The Göta Canal needs dredging as it's becoming a bit of a slog for the work and pleasure boats to pass through. When a dead body of a young woman surfaces the police think they may have caught a break as the corpse is reasonably fresh and has probably only been there a few days. Hoping to discover her identity quickly they are soon disappointed when she does not match the description of any missing person and so begins a case of dogged investigation to discover who she was before they can even think about putting together a list of potential suspects nevermind actually solving the case. Written in 1965 the only thing that really dates this book is the technological aspect or more specifically, the lack thereof. Every step of the investigation takes time. Whether it is in dealing with other authorities in Sweden, or especially so when potential leads head out to other European countries and even America the feeling of time passing is very evident and the chances of catching the killer grow smaller with each passing chapter. This is an extremely good police procedural and starter of a ten book series with a very dogged and sombre lead detective in Martin Beck. Inspiration for the series is said to come from the likes of <i>Ed McBain</i> and <i>Edgar Allan Poe</i> but the husband &amp; wife team have provided the groundwork for many a Scandinavian crime writer since. I doubt that fans of <i>Henning Mankell</i> or <i>Arnaldur Indriðason</i> wouldn't fail to recognise elements in this book. A good starter and certainly a series I will want to continue
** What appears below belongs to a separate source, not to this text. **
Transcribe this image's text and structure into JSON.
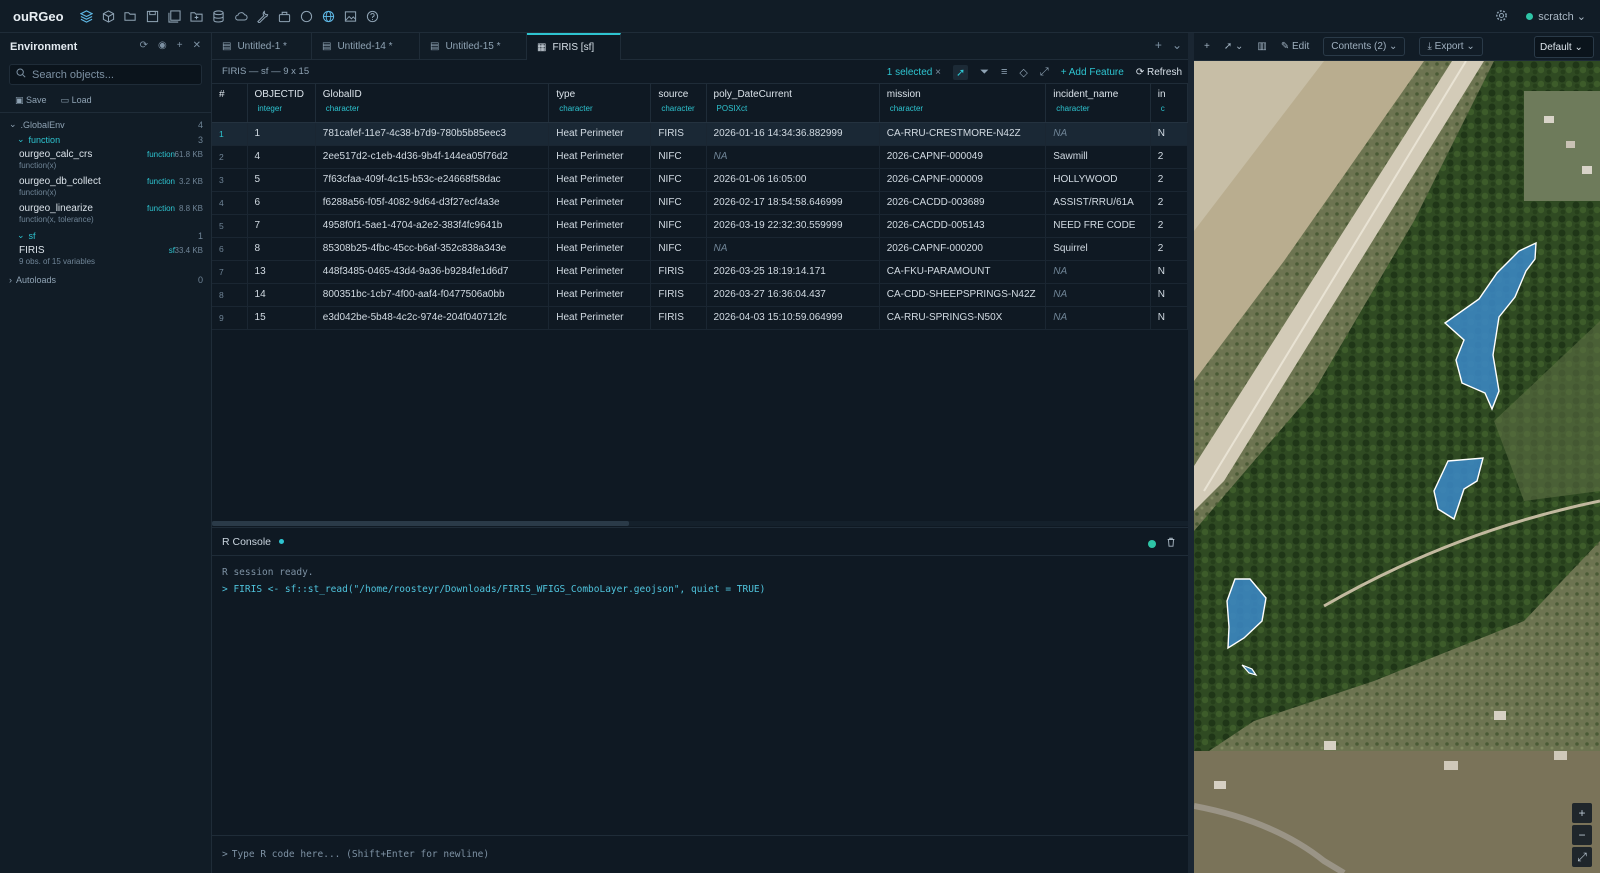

Review by

Over recent years Scandinavian crime novels have come into vogue, though I have struggled with this genre. Indeed, despite the great plaudits lauded on the likes of Steig Larsson and Jo Nesbo, I had never managed to summon the strength of spirit to finish one, and was starting to think that I could understand why Sweden has such a high suicide rate.This book was something entirely different. Written in the 1960s this was the first in a series that husband and wife team Sjowall and Wahloo wrote, each featuring Inspector Martin Beck. Indeed, the series was very closely planned in advance - ten novels each of thirty chapters, which, when read in sequence, would constitute a single overarching novel. They stuck to that plan, with the final novel "The Terrorists" being published inj 1975 shortly before Per Wahloo's death from cancer.Throughout the series the authors were eager to focus on the necessity of close teamwork within the police as they investigate any significant crime, and while the principal protagonist is Inspector Martin Beck he is dependent upon the extensive contributions of his colleagues. This is certainly the case in Roseanna, the first novel in the sequence.The novel opens with a dredger at work on one of Sweden's principal canals. As the workman struggle to keep the waterway sufficiently clear they discover the body of a young woman. The pathologists' examination suggest that the body had been in the water for about a week, and that the victim was in her mid twenties. There are no other indications of her identity, and the police have to work entirely from scratch.Sjowall and Wahloo give a fascinating insioght into the workings of the police system at a time before faxes, computers or mobile telephones, and while procedure is kept to the fore the novel never drags. I shall certainly be reading the rest of the series!

Review by

This is the first book in a series by by Sjöwall and Wahlöö about a Swedish detective called Martin Beck, who looks into the murder of a young woman who is dredged out of a canal. The book was written back in the 60s, so doesn't rely on all the modern techniques we've become so used to on television.<br/>It follow the investigation step by step and seems to be a very realistic look at a very determined man who doesn't like to leave things lie. <br/>Not a bad read.

Also in the A Martin Beck Novel series